Work to complete: Select from the data all lines with the word "icon".

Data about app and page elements

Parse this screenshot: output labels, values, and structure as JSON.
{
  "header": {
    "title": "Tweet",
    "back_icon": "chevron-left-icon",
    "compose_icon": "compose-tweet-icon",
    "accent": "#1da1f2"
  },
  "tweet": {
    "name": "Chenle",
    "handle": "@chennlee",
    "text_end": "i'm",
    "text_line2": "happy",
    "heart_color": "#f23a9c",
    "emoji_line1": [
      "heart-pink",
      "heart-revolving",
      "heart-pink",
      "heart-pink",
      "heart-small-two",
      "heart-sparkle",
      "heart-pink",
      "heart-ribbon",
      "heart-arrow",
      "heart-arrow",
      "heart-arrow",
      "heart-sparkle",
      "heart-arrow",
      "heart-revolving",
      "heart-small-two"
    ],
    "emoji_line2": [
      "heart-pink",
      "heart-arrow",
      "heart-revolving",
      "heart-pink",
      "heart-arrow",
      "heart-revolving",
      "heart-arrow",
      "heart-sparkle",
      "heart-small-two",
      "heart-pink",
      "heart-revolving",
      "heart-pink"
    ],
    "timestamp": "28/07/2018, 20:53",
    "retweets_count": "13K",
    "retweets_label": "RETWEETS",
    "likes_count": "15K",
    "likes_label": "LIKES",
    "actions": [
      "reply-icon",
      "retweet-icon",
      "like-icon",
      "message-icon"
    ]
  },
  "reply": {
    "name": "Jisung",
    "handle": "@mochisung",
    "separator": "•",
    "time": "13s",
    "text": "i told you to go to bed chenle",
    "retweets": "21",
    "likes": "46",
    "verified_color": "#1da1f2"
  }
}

Result for this task:
    "back_icon": "chevron-left-icon",
    "compose_icon": "compose-tweet-icon",
      "reply-icon",
      "retweet-icon",
      "like-icon",
      "message-icon"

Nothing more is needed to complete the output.